Posted in: Case Comment, Substantive Law, Substantive Law: Judicial Decisions, Substantive Law: Legislation

How Are We Doing on the Shift to Use-Centred Approaches?

In 2015 I wrote a Slaw post entitled “What Does a “user-centred” Approach Really Mean??” I tried to paint a picture of what “user-centred” means in the context of the BC justice system. I would say it was a good first try but drew mostly on examples from other sectors.

Four and a half years later, we have more local examples of how the BC justice system is shifting towards a more user-centric approach including the following:

ONE: The first example is the work of Access to Justice BC (A2JBC). It advocates for a new approach to justice . . . [more]

Posted in: Dispute Resolution

Encryption Backdoors – a Very Bad Idea

Encrypting our data and devices keeps our information safe. It keeps thieves out of our banking information, protects our personal health info from prying eyes, prevents fraud, lets us have candid private conversations, and helps keep the surveillance state at bay. 

But far too often law enforcement and governments view encryption as a hindrance, and call for backdoors to encryption so they can circumvent encryption when they want access. 
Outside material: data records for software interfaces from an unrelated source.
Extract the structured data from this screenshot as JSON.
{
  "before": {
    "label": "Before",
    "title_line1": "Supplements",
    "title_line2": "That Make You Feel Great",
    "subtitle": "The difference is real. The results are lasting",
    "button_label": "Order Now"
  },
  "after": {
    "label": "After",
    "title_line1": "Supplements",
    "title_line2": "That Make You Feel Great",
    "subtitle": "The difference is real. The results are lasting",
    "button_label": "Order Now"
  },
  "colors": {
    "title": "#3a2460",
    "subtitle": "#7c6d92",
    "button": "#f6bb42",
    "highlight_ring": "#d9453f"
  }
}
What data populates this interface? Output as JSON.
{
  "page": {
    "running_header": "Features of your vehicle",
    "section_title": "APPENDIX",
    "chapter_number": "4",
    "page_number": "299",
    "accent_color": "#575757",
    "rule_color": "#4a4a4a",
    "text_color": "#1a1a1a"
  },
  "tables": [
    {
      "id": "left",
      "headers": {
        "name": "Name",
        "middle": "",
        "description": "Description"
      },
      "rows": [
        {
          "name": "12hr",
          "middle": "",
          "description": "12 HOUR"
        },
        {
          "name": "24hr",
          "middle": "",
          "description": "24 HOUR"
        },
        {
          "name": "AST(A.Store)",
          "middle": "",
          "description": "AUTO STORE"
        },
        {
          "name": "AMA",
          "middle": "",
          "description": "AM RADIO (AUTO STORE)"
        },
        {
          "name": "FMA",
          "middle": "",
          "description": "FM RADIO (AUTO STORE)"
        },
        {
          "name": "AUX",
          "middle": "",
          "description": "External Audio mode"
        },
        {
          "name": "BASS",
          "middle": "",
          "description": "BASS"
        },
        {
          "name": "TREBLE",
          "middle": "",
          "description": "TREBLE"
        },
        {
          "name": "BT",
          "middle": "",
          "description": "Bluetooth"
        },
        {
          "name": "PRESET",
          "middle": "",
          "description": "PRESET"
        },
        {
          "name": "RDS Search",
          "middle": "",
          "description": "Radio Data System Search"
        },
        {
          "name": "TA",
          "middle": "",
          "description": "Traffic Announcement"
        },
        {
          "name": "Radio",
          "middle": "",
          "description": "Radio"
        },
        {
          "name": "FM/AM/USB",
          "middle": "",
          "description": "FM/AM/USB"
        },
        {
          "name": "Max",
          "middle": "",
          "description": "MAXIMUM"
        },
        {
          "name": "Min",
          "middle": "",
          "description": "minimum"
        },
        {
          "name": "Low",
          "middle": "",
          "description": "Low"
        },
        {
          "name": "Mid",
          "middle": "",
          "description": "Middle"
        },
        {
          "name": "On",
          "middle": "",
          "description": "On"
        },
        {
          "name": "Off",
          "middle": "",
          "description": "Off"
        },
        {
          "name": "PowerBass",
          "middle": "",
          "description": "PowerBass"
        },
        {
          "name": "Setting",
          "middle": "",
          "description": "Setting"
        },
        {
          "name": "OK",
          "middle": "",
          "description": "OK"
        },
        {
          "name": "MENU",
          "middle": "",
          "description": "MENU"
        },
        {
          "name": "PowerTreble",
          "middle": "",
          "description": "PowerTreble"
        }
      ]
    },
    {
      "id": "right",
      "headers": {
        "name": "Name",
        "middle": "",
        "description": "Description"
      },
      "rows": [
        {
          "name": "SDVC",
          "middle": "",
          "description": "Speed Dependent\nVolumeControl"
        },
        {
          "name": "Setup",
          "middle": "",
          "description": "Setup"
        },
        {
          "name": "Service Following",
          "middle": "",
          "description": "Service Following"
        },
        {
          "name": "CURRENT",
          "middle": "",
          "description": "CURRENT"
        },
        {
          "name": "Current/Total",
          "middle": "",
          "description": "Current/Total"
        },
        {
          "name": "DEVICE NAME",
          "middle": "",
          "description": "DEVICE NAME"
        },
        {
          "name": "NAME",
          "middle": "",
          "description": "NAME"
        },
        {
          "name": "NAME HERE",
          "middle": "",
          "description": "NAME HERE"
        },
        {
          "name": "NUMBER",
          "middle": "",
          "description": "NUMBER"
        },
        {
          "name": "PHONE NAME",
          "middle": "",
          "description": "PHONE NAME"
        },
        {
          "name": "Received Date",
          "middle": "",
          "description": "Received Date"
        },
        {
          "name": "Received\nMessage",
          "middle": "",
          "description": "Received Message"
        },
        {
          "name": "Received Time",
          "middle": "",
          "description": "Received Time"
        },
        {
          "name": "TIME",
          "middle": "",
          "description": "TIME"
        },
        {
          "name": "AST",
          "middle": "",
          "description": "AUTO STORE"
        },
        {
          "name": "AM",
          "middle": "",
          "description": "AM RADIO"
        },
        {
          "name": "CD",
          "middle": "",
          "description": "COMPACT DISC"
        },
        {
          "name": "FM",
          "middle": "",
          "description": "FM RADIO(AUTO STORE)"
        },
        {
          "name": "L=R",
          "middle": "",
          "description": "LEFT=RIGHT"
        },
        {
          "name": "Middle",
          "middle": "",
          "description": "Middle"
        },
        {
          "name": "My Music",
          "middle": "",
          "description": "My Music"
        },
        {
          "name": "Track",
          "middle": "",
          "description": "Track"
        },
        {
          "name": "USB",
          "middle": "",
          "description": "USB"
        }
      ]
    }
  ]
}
Security experts are adamant that backdoors to encryption would cause far more harm than good. It’s like a team of people with sledgehammers trying to kill a fly in a . . . [more]

Posted in: Technology: Internet